mydll.d implementation module
# // DllMain/gc_init etc omitted for brevity
#
# export class Dog {
# 	export static Dog create() {
# 		return new Dog;
# 	}
# 	char[] bark() {
# 		return "Woof";
# 	}
# }

mydll.di import module
# class Dog {
# 	static Dog create();
# 	char[] bark();
# }

mydll.def
# LIBRARY "mydll.dll"
# EXETYPE NT
# EXPORTS

Compile DLL and create import library
 dmd mydll mydll.def
 implib /system mydll.lib mydll.dll

program.d # import mydll; # void main() { # // Dog dog = Dog.create(); // This works # Dog dog = new Dog; // This doesn't # dog.bark(); # } Compile program
 dmd program mydll.lib

This produces the following error:
 program.obj
 Error 42: Symbol undefined __Class_7program3Dog

Adding __Class_7program3Dog to the EXPORTS list kills the error, but then the program throws an access violation. When I compile classes into a static library (no DLL), this problem doesn't surface.

The problem is that DLL's cannot export type information in the way you'd expect it to. In essence, each DLL compiled with D has its own type tree, completely distinct from the type tree present in your .exe file. Trace the cause of those access violations and you'll probably find they all terminate at failing implicit and explicit casts due to this. The problem goes away when you use static linking since the linker will unify all the type information, yielding totally different behavior in your code. Anyway, there are *plenty* of other gotchas with DLL's. I strongly reccomend you read the following before you get too deep into your design: http://www.prowiki.org/wiki4d/wiki.cgi?BestPractices/DLL And before you let that get you down, rest assured, I'm working hard to push DDL toward release: http://www.dsource.org/projects/ddl. - EricAnderton at yahoo
May 08 2006
parent John C <johnch_atms hotmail.com> writes:
pragma wrote:
 In article <e3njr2$lr0$1 digitaldaemon.com>, John C says...
 
Anyone ever got classes to export from DLLs correctly? I've searched the 
forum and it seems each effort has only got so far.

Using a factory method in the DLL works, but that's not what I'm trying 
to accomplish.
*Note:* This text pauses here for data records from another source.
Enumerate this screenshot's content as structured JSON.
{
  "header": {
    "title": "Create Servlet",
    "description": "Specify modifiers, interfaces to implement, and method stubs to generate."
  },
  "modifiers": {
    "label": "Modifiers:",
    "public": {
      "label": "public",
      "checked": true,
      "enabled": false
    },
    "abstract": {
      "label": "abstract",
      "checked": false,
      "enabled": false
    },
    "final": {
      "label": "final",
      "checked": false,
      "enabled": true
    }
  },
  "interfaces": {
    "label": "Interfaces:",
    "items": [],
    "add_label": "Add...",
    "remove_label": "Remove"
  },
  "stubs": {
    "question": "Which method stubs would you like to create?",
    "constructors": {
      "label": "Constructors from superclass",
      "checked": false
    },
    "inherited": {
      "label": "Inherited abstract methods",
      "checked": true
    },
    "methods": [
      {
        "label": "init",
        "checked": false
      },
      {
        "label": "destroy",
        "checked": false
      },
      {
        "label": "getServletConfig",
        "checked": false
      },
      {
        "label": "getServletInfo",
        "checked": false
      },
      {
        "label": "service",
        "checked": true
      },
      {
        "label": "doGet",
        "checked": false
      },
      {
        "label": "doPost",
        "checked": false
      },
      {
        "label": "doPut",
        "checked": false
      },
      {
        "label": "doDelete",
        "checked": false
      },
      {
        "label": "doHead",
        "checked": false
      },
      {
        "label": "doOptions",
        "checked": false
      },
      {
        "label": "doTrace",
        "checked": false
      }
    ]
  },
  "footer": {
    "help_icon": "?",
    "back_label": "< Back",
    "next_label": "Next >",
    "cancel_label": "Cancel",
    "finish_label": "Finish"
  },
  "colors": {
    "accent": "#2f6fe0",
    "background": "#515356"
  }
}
If I try to create an instance in a program using the 
DLL, the compiler complains about an undefined symbol.

mydll.d implementation module
# // DllMain/gc_init etc omitted for brevity
#
# export class Dog {
# 	export static Dog create() {
# 		return new Dog;
# 	}
# 	char[] bark() {
# 		return "Woof";
# 	}
# }
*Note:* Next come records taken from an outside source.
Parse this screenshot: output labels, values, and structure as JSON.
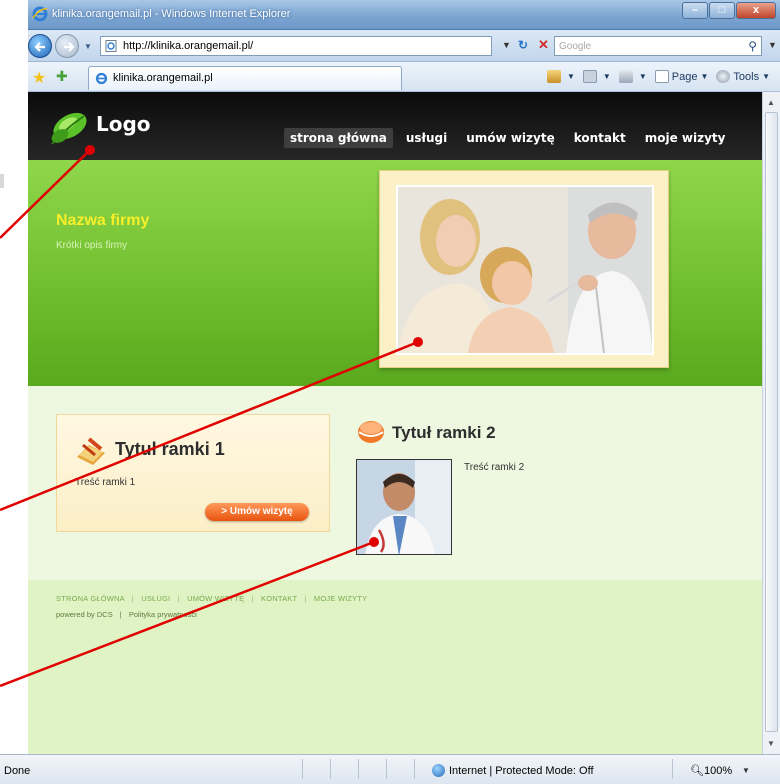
{
  "window": {
    "title": "klinika.orangemail.pl - Windows Internet Explorer",
    "controls": [
      "–",
      "□",
      "x"
    ]
  },
  "address_bar": {
    "url": "http://klinika.orangemail.pl/",
    "search_placeholder": "Google"
  },
  "tab": {
    "label": "klinika.orangemail.pl"
  },
  "command_bar": {
    "page_label": "Page",
    "tools_label": "Tools"
  },
  "site": {
    "logo_text": "Logo",
    "nav": [
      {
        "label": "strona główna",
        "active": true
      },
      {
        "label": "usługi",
        "active": false
      },
      {
        "label": "umów wizytę",
        "active": false
      },
      {
        "label": "kontakt",
        "active": false
      },
      {
        "label": "moje wizyty",
        "active": false
      }
    ],
    "hero": {
      "company_name": "Nazwa firmy",
      "tagline": "Krótki opis firmy"
    },
    "box1": {
      "title": "Tytuł ramki 1",
      "text": "Treść ramki 1",
      "button_label": "> Umów wizytę"
    },
    "box2": {
      "title": "Tytuł ramki 2",
      "text": "Treść ramki 2"
    },
    "footer": {
      "links": [
        "STRONA GŁÓWNA",
        "USŁUGI",
        "UMÓW WIZYTĘ",
        "KONTAKT",
        "MOJE WIZYTY"
      ],
      "separator": "|",
      "powered": "powered by DCS",
      "policy": "Polityka prywatności"
    }
  },
  "status_bar": {
    "status": "Done",
    "zone": "Internet | Protected Mode: Off",
    "zoom": "100%"
  },
  "colors": {
    "header_bg": "#111111",
    "hero_green": "#6fbd2c",
    "company_yellow": "#f7ef2a",
    "button_orange": "#e8530f",
    "footer_bg": "#dff3c4",
    "annotation_red": "#e00000"
  }
}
mydll.di import module
# class Dog {
# 	static Dog create();
# 	char[] bark();
# }

mydll.def
# LIBRARY "mydll.dll"
# EXETYPE NT
# EXPORTS

Compile DLL and create import library
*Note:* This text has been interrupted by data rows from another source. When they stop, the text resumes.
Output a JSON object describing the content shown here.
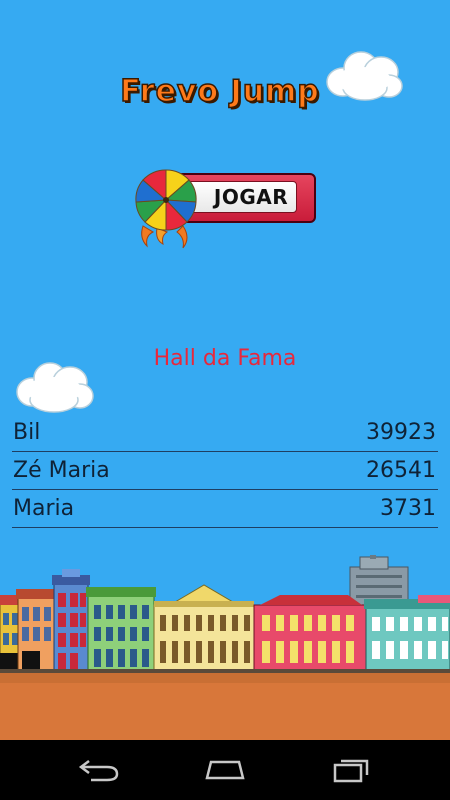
{
  "game": {
    "title": "Frevo Jump",
    "play_button_label": "JOGAR",
    "hall_of_fame_title": "Hall da Fama"
  },
  "high_scores": [
    {
      "name": "Bil",
      "score": "39923"
    },
    {
      "name": "Zé Maria",
      "score": "26541"
    },
    {
      "name": "Maria",
      "score": "3731"
    }
  ],
  "colors": {
    "sky": "#36aaf2",
    "title": "#ff7a1a",
    "hall_title": "#e8283c",
    "button": "#d8263f",
    "ground": "#d8773a"
  },
  "icons": {
    "play_umbrella": "frevo-umbrella-icon",
    "nav_back": "back-icon",
    "nav_home": "home-icon",
    "nav_recent": "recent-apps-icon"
  }
}
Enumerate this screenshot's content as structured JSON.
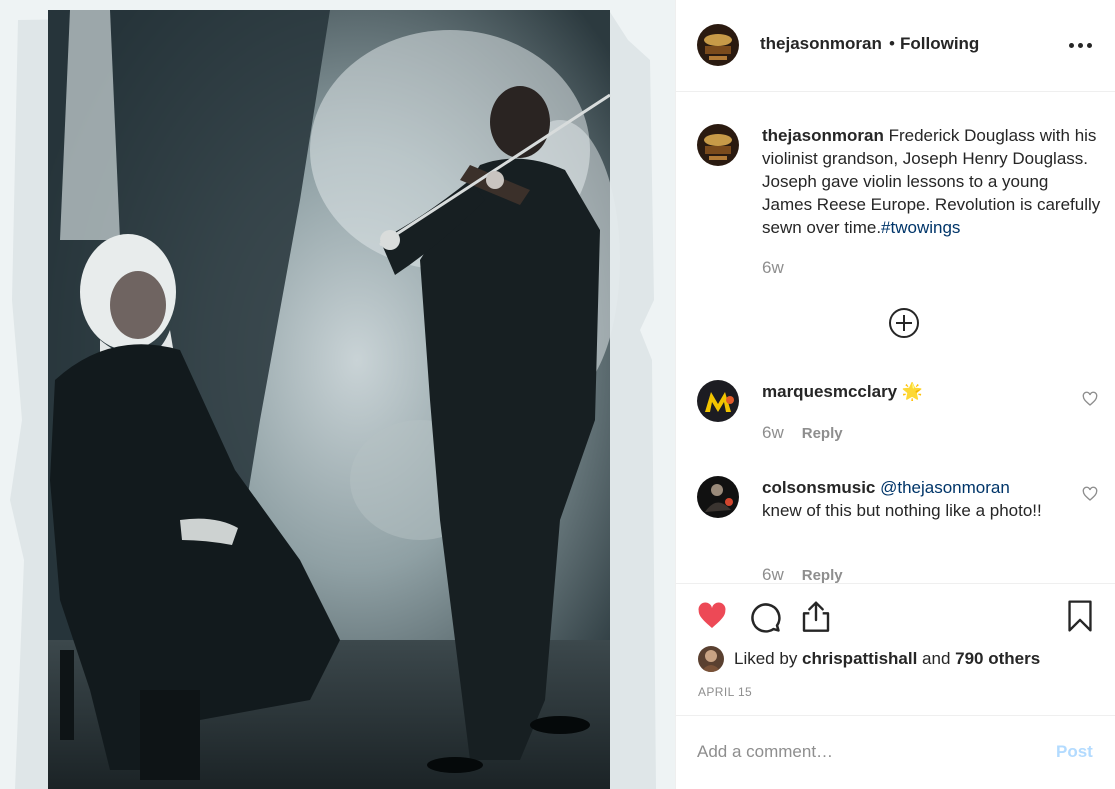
{
  "post": {
    "username": "thejasonmoran",
    "separator": "•",
    "follow_status": "Following",
    "more_icon": "ellipsis-icon"
  },
  "caption": {
    "username": "thejasonmoran",
    "text": " Frederick Douglass with his violinist grandson, Joseph Henry Douglass. Joseph gave violin lessons to a young James Reese Europe. Revolution is carefully sewn over time.",
    "hashtag": "#twowings",
    "time": "6w"
  },
  "load_more_icon": "plus-circle-icon",
  "comments": [
    {
      "username": "marquesmcclary",
      "emoji": "🌟",
      "text": "",
      "mention": "",
      "time": "6w",
      "reply_label": "Reply"
    },
    {
      "username": "colsonsmusic",
      "mention": "@thejasonmoran",
      "text": " knew of this but nothing like a photo!!",
      "time": "6w",
      "reply_label": "Reply"
    }
  ],
  "actions": {
    "like_icon": "heart-filled-icon",
    "comment_icon": "comment-icon",
    "share_icon": "share-icon",
    "save_icon": "bookmark-icon",
    "like_color": "#ed4956"
  },
  "likes": {
    "prefix": "Liked by ",
    "user": "chrispattishall",
    "middle": " and ",
    "others": "790 others"
  },
  "date": "APRIL 15",
  "comment_box": {
    "placeholder": "Add a comment…",
    "post_label": "Post",
    "post_color": "#b3dbff"
  },
  "colors": {
    "link": "#003569",
    "muted": "#8e8e8e",
    "text": "#262626"
  }
}
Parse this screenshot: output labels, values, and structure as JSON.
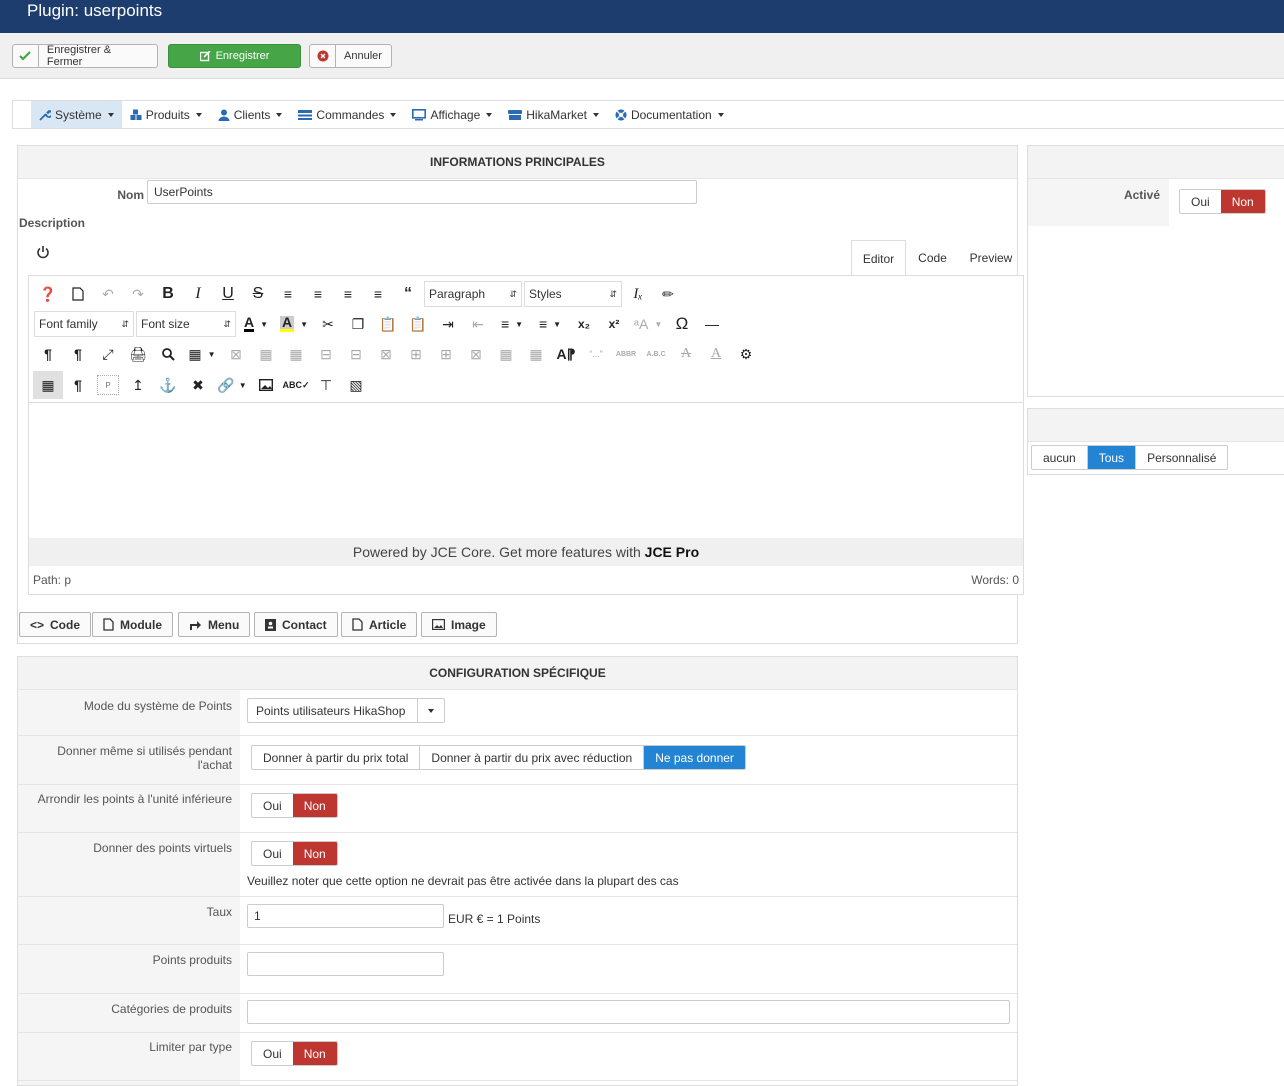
{
  "app": {
    "title": "Plugin: userpoints"
  },
  "toolbar": {
    "save_close_label": "Enregistrer & Fermer",
    "save_label": "Enregistrer",
    "cancel_label": "Annuler"
  },
  "menu": {
    "items": [
      {
        "label": "Système",
        "icon": "wrench-icon"
      },
      {
        "label": "Produits",
        "icon": "cubes-icon"
      },
      {
        "label": "Clients",
        "icon": "user-icon"
      },
      {
        "label": "Commandes",
        "icon": "list-icon"
      },
      {
        "label": "Affichage",
        "icon": "monitor-icon"
      },
      {
        "label": "HikaMarket",
        "icon": "store-icon"
      },
      {
        "label": "Documentation",
        "icon": "lifebuoy-icon"
      }
    ]
  },
  "main_info": {
    "title": "INFORMATIONS PRINCIPALES",
    "name_label": "Nom",
    "name_value": "UserPoints",
    "description_label": "Description"
  },
  "editor": {
    "tabs": [
      "Editor",
      "Code",
      "Preview"
    ],
    "format_select": "Paragraph",
    "styles_select": "Styles",
    "font_family_select": "Font family",
    "font_size_select": "Font size",
    "footer_text": "Powered by JCE Core. Get more features with ",
    "footer_brand": "JCE Pro",
    "path_label": "Path:",
    "path_value": "p",
    "words_label": "Words: 0"
  },
  "editor_buttons": [
    "Code",
    "Module",
    "Menu",
    "Contact",
    "Article",
    "Image"
  ],
  "right_panel": {
    "active_label": "Activé",
    "yes": "Oui",
    "no": "Non",
    "access_options": [
      "aucun",
      "Tous",
      "Personnalisé"
    ]
  },
  "specific": {
    "title": "CONFIGURATION SPÉCIFIQUE",
    "mode_label": "Mode du système de Points",
    "mode_value": "Points utilisateurs HikaShop",
    "give_used_label": "Donner même si utilisés pendant l'achat",
    "give_options": [
      "Donner à partir du prix total",
      "Donner à partir du prix avec réduction",
      "Ne pas donner"
    ],
    "round_label": "Arrondir les points à l'unité inférieure",
    "virtual_label": "Donner des points virtuels",
    "virtual_note": "Veuillez noter que cette option ne devrait pas être activée dans la plupart des cas",
    "rate_label": "Taux",
    "rate_value": "1",
    "rate_suffix": "EUR € = 1 Points",
    "product_points_label": "Points produits",
    "product_points_value": "",
    "categories_label": "Catégories de produits",
    "categories_value": "",
    "limit_type_label": "Limiter par type",
    "yes": "Oui",
    "no": "Non"
  }
}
dmd mydll mydll.def
implib /system mydll.lib mydll.dll

program.d # import mydll; # void main() { # // Dog dog = Dog.create(); // This works # Dog dog = new Dog; // This doesn't # dog.bark(); # } Compile program
dmd program mydll.lib

This produces the following error:
program.obj
Error 42: Symbol undefined __Class_7program3Dog

Adding __Class_7program3Dog to the EXPORTS list kills the error, but then the program throws an access violation. When I compile classes into a static library (no DLL), this problem doesn't surface.

The problem is that DLL's cannot export type information in the way you'd expect it to. In essence, each DLL compiled with D has its own type tree, completely distinct from the type tree present in your .exe file. Trace the cause of those access violations and you'll probably find they all terminate at failing implicit and explicit casts due to this. The problem goes away when you use static linking since the linker will unify all the type information, yielding totally different behavior in your code. Anyway, there are *plenty* of other gotchas with DLL's. I strongly reccomend you read the following before you get too deep into your design: http://www.prowiki.org/wiki4d/wiki.cgi?BestPractices/DLL And before you let that get you down, rest assured, I'm working hard to push DDL toward release: http://www.dsource.org/projects/ddl. - EricAnderton at yahoo

Thanks for the explanation and the link. It's a shame it won't work - I was hoping to compile a fairly sizable class library into a DLL which other projects would link to, instead of bringing in all the code. So much for that idea! I've been keeping an eye on DDL for a while. It looks like it'll be suitable for the plug-in system I've wanted to work on. John C.
May 08 2006